Released March 21st 2011 by XO Records.
Chart Performance: House Of Balloons was originally released as a mixtape and as such didn’t chart.
What The Critics Said: “These weird, morning-after tales of lust, hurt, and over-indulgence are matched by this incredibly lush, downcast music. It’s hard to think of a record since probably the xx’s debut that so fully embodies such a specific nocturnal quality.” Pitchfork Media
2011 was the year that R’n’B retook its rightful place as the most forward thinking and innovative genre in all of music. After all, it had been a rough few years as the glory days of Timbaland and Missy Elliot felt like a distant memory, and despite The-Dream’s best efforts the genre had lapsed into a kind of self-important contentedness and complacency. How To Dress well had skirted on the edge of a breakthrough in 2010, and Frank Ocean and The Weeknd were ready and waiting to turn pop in its head in 2011.
The Weeknd arrived fully formed, and House Of Balloons sounded like the future. Murky, dark, thick and seductively luscious, HOB captured a dirtiness that the R’n’B of Usher had been lacking. This was sordid, knowingly shameful, and refreshingly earthy, in short, this is what real life fucking sounded like. Dark clubs, long walks home and the heavy weight of guilty that burdens the self-ashamed cheat. “Wicked Games” was a revelation; a dark sex jam, that saw the teary eye cheat baring his soul and exhuming his frustration by wantonly giving into his carnal urges, unleashing his conflicting conflict on his pliable lover (I’m willing to be it beats a stress ball).
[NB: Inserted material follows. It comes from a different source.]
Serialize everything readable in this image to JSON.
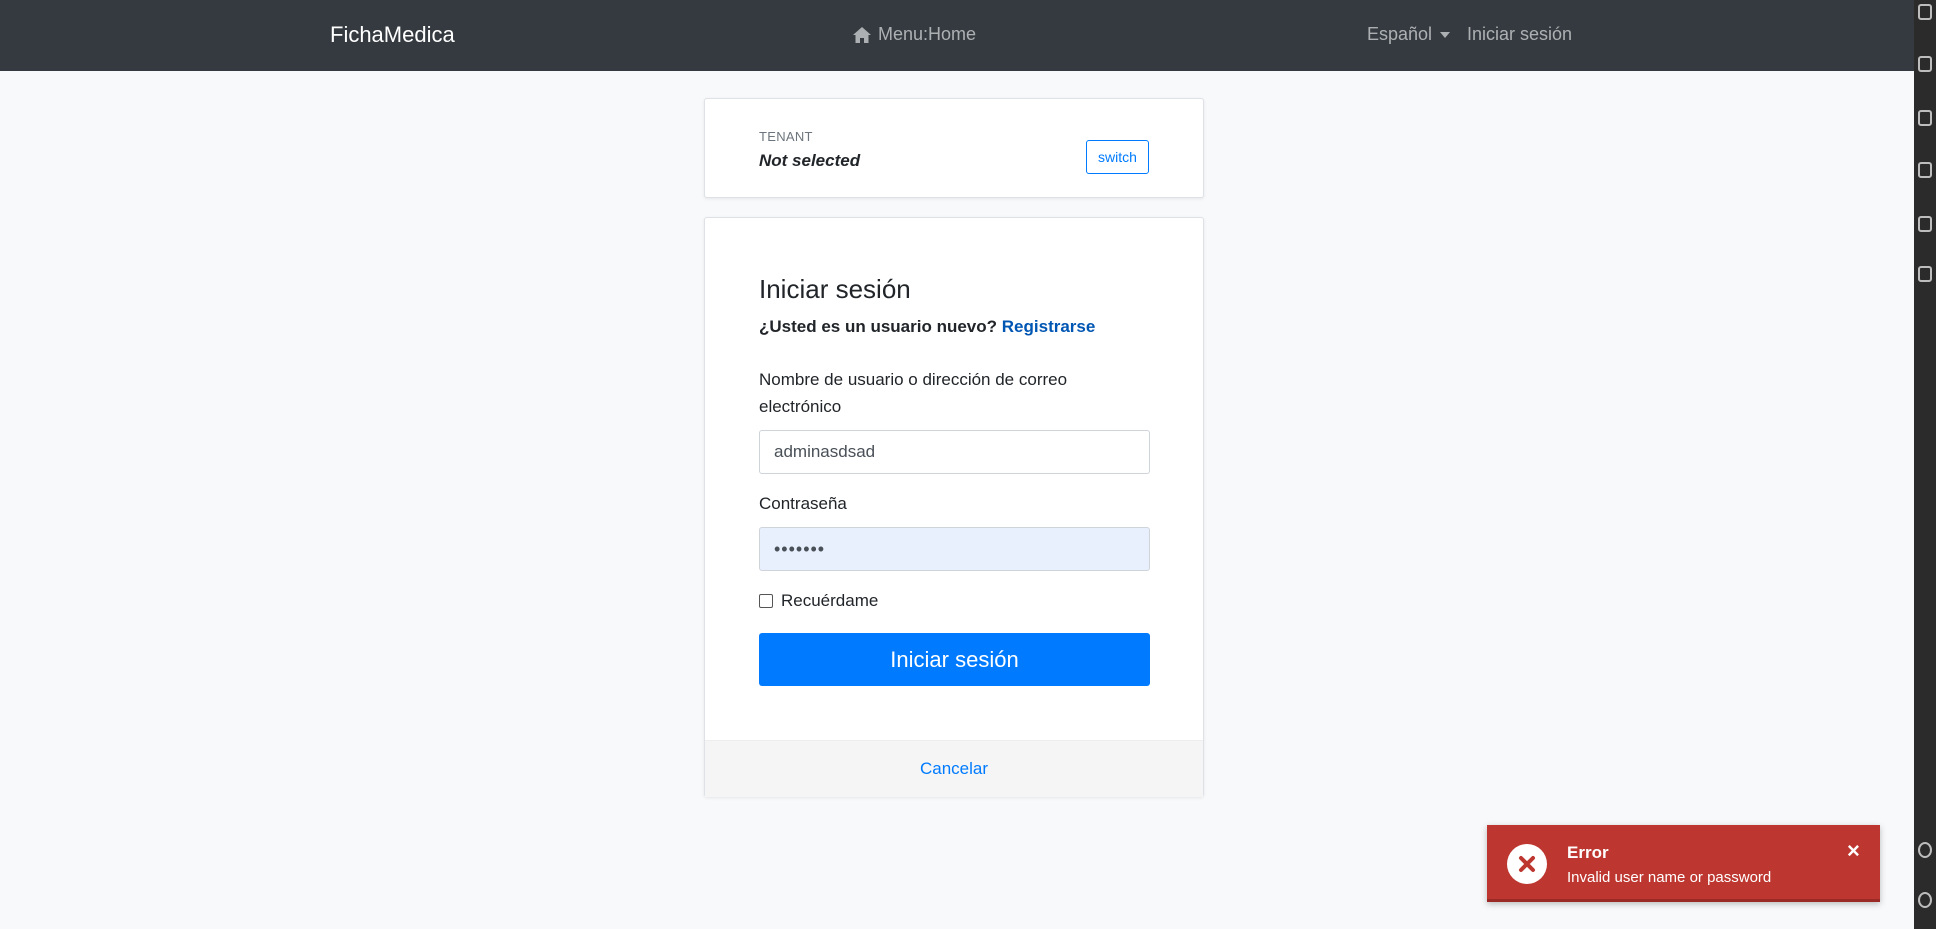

Better, yet was the sound, House Of Balloons felt like one lumpen amorphous mass, a seething sexual entity; it demanded to be heard in full, from start to finish. As good as “High For This” or “Coming Down” sounded they only work in the context of a molten enveloping sound. A sense of dislocation ensues as you give your self over to the House Of Ballons; you’ve never quite sure whether you’re being dragged down or lunging in. Are you drowning deeper in guilt or achieving glorious release?
The whole spectrum of love confused for lust is expressed, a mix of depressed laments, tired apathy, intense yearning, and an inescapable carnal desire; the emotional compulsion are often conflicting, and at times unsettling (The Weeknd veers into misogynistic territory on “The Party & The After Party”), but the arrangements are so deliciously insalubrious and utterly irresistible, you melt, not in the face of The Weeknd’s vocal but into his luscious compositions. David Hayter